Now, the goal is to retain them. Through consultation with the Vulcan and Area Attraction and Retention Committee, both the Town and County started providing a financial subsidy to physicians to reduce clinic operating expenses in both Vulcan and Arrowwood.
“We want rural health care and to have rural health care, we’re going to put our money where our mouth is and support it,” stated Vulcan mayor, Tom Grant.
Reeve Schneider added: “If you can go to the city and make 20% more, you have to do it for your family. So, we tried to even the playing field, and it’s actually been pretty successful for us.”
In the past, physicians were spending too many weekends on-call. So, the Committee arranged for a locum, Dr. Lana Lovo, to come one weekend a month on a regular basis. The Town and County compensated Dr. Lovo for housing and travel expenses.
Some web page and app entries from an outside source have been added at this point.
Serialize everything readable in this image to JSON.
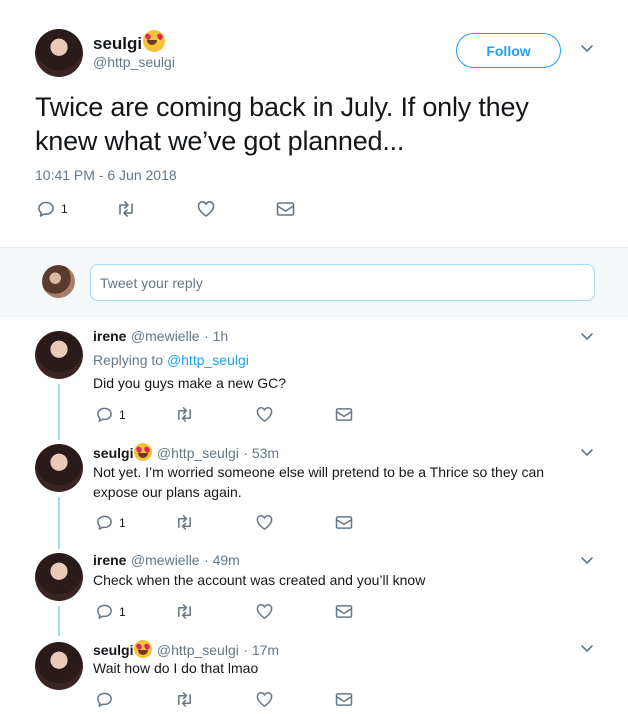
{
  "main_tweet": {
    "display_name": "seulgi",
    "handle": "@http_seulgi",
    "follow_label": "Follow",
    "text": "Twice are coming back in July. If only they knew what we’ve got planned...",
    "timestamp": "10:41 PM - 6 Jun 2018",
    "reply_count": "1"
  },
  "reply_box": {
    "placeholder": "Tweet your reply"
  },
  "replies": [
    {
      "display_name": "irene",
      "handle": "@mewielle",
      "time": "· 1h",
      "replying_prefix": "Replying to ",
      "replying_to": "@http_seulgi",
      "text": "Did you guys make a new GC?",
      "reply_count": "1"
    },
    {
      "display_name": "seulgi",
      "handle": "@http_seulgi",
      "time": "· 53m",
      "text": "Not yet. I’m worried someone else will pretend to be a Thrice so they can expose our plans again.",
      "reply_count": "1"
    },
    {
      "display_name": "irene",
      "handle": "@mewielle",
      "time": "· 49m",
      "text": "Check when the account was created and you’ll know",
      "reply_count": "1"
    },
    {
      "display_name": "seulgi",
      "handle": "@http_seulgi",
      "time": "· 17m",
      "text": "Wait how do I do that lmao",
      "reply_count": ""
    }
  ],
  "icons": {
    "reply": "reply-icon",
    "retweet": "retweet-icon",
    "like": "heart-icon",
    "dm": "envelope-icon",
    "more": "chevron-down-icon",
    "emoji": "heart-eyes-emoji-icon"
  },
  "colors": {
    "accent": "#1da1f2",
    "thread_line": "#a4d9f9",
    "muted_text": "#657786",
    "text": "#14171a"
  }
}
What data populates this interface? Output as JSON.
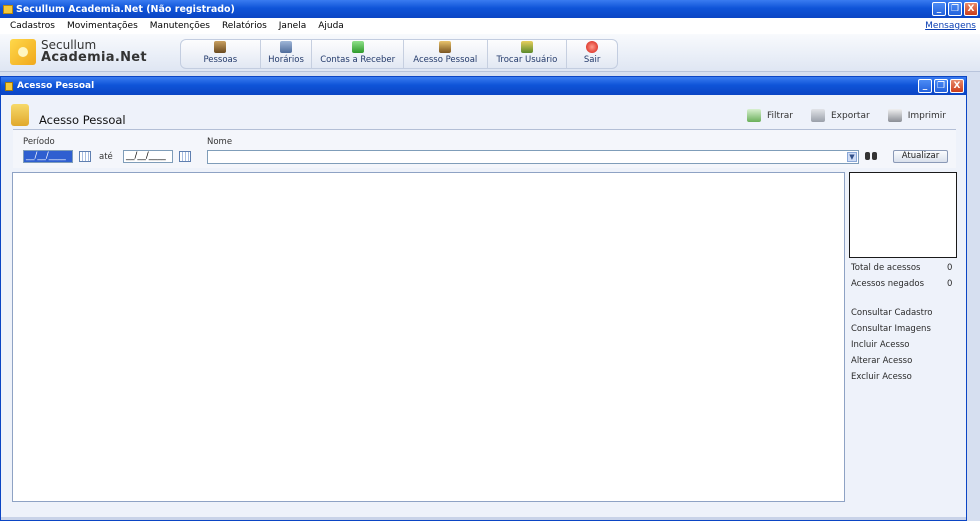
{
  "app": {
    "title": "Secullum Academia.Net (Não registrado)",
    "window_buttons": [
      "_",
      "❐",
      "X"
    ]
  },
  "menu": {
    "items": [
      "Cadastros",
      "Movimentações",
      "Manutenções",
      "Relatórios",
      "Janela",
      "Ajuda"
    ],
    "messages_link": "Mensagens"
  },
  "logo": {
    "line1": "Secullum",
    "line2": "Academia.Net"
  },
  "toolbar": {
    "items": [
      {
        "label": "Pessoas",
        "icon": "people-icon"
      },
      {
        "label": "Horários",
        "icon": "calendar-icon"
      },
      {
        "label": "Contas a Receber",
        "icon": "add-money-icon"
      },
      {
        "label": "Acesso Pessoal",
        "icon": "person-access-icon"
      },
      {
        "label": "Trocar Usuário",
        "icon": "switch-user-icon"
      },
      {
        "label": "Sair",
        "icon": "power-icon"
      }
    ]
  },
  "child_window": {
    "title": "Acesso Pessoal",
    "header_title": "Acesso Pessoal",
    "actions": {
      "filter": "Filtrar",
      "export": "Exportar",
      "print": "Imprimir"
    },
    "filter": {
      "period_label": "Período",
      "date_from": "__/__/____",
      "until_label": "até",
      "date_to": "__/__/____",
      "name_label": "Nome",
      "name_value": "",
      "update_button": "Atualizar"
    },
    "summary": {
      "total_label": "Total de acessos",
      "total_value": "0",
      "denied_label": "Acessos negados",
      "denied_value": "0"
    },
    "side_links": [
      "Consultar Cadastro",
      "Consultar Imagens",
      "Incluir Acesso",
      "Alterar Acesso",
      "Excluir Acesso"
    ]
  },
  "colors": {
    "titlebar": "#0f54d8",
    "accent": "#f3c93c",
    "link": "#0b3fb3"
  }
}
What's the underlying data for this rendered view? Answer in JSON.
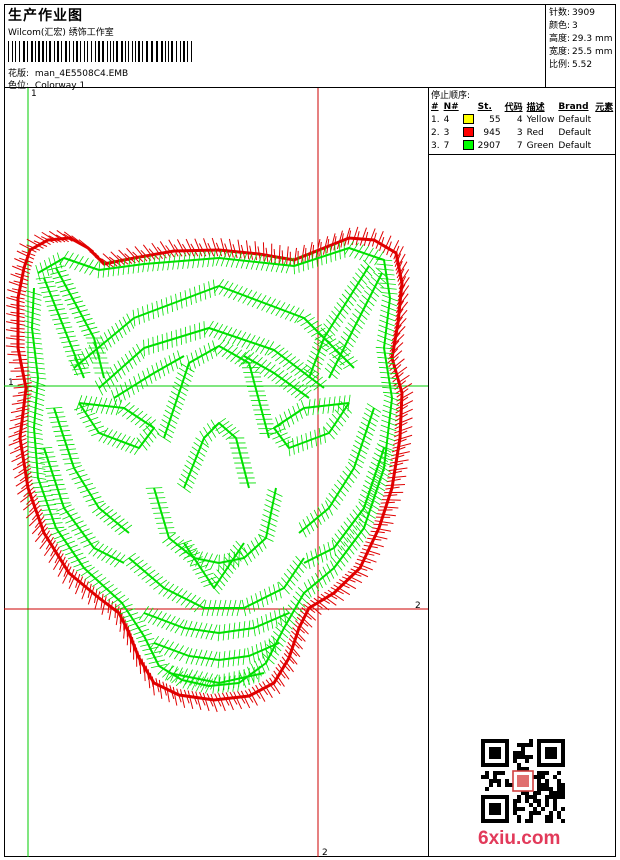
{
  "header": {
    "title": "生产作业图",
    "company": "Wilcom(汇宏) 绣饰工作室",
    "design_label": "花版:",
    "design_value": "man_4E5508C4.EMB",
    "colorway_label": "色位:",
    "colorway_value": "Colorway 1"
  },
  "stats": [
    {
      "label": "针数:",
      "value": "3909"
    },
    {
      "label": "颜色:",
      "value": "3"
    },
    {
      "label": "高度:",
      "value": "29.3 mm"
    },
    {
      "label": "宽度:",
      "value": "25.5 mm"
    },
    {
      "label": "比例:",
      "value": "5.52"
    }
  ],
  "stop_sequence": {
    "title": "停止顺序:",
    "columns": [
      "#",
      "N#",
      "St.",
      "代码",
      "描述",
      "Brand",
      "元素"
    ],
    "rows": [
      {
        "index": "1.",
        "needle": "4",
        "swatch": "#ffff00",
        "stitches": "55",
        "code": "4",
        "description": "Yellow",
        "brand": "Default"
      },
      {
        "index": "2.",
        "needle": "3",
        "swatch": "#ff0000",
        "stitches": "945",
        "code": "3",
        "description": "Red",
        "brand": "Default"
      },
      {
        "index": "3.",
        "needle": "7",
        "swatch": "#00ff00",
        "stitches": "2907",
        "code": "7",
        "description": "Green",
        "brand": "Default"
      }
    ]
  },
  "guides": {
    "green_vertical": "1",
    "green_horizontal": "1",
    "red_vertical": "2",
    "red_horizontal": "2"
  },
  "colors": {
    "green": "#00e000",
    "red": "#e00000"
  },
  "watermark": "6xiu.com"
}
Retired Vulcan physician, Dr. Len Wade, speaks highly of their weekend physician.
“She has her own family practice in Calgary but likes to maintain her skills in [emergency] and procedures by coming to Vulcan. She’s absolutely the gold standard of doctors. She’s terrific.”
“If we don’t keep the doctors that we have here, if we wear them out, tire them out, they’re gonna be gone,” Brenda Findlay added.
Katie Waring works in the lab at the Vulcan Community Health Centre but lives in High Prairie. The committee wanted to make it more comfortable for out-of-town health professionals like Katie, who occasionally had to stay overnight in Vulcan. So, with the help of AHS and the Vulcan Health Auxiliary, it provided this furnished basement suite where they can stay for free.
“So, for me it’s perfect. If I’m on call I have a comfortable bed I can sleep in and I have a place I know I can go and relax. And I know the nurses love it too,” Waring explained, “After a shift, big winter storm coming in, they just stay and they don’t have to worry about the roads.”
The Committee initiated a “Gratitude Wall” in the hospital, which provides cards for visitors and patients to say thank you to their health-care providers. Lisa Ferguson, a registered nurse at Vulcan Community Health Centre, says, “it’s just nice to be appreciated. I don’t think we get that enough. It makes a big difference when someone says ‘thank you’ to you.”
The committee also worked with the local high school to create a medical course where students are paired with a medical professional and spend time mentoring with them.
“Give them that first taste of working in a hospital setting. That’s something that will stay with them throughout their career,” explained Paulette Wagenvoort.
Congratulations to the Vulcan and County Attraction and Retention Committee, recipients of the 2022 RhPAP Rhapsody Community Award.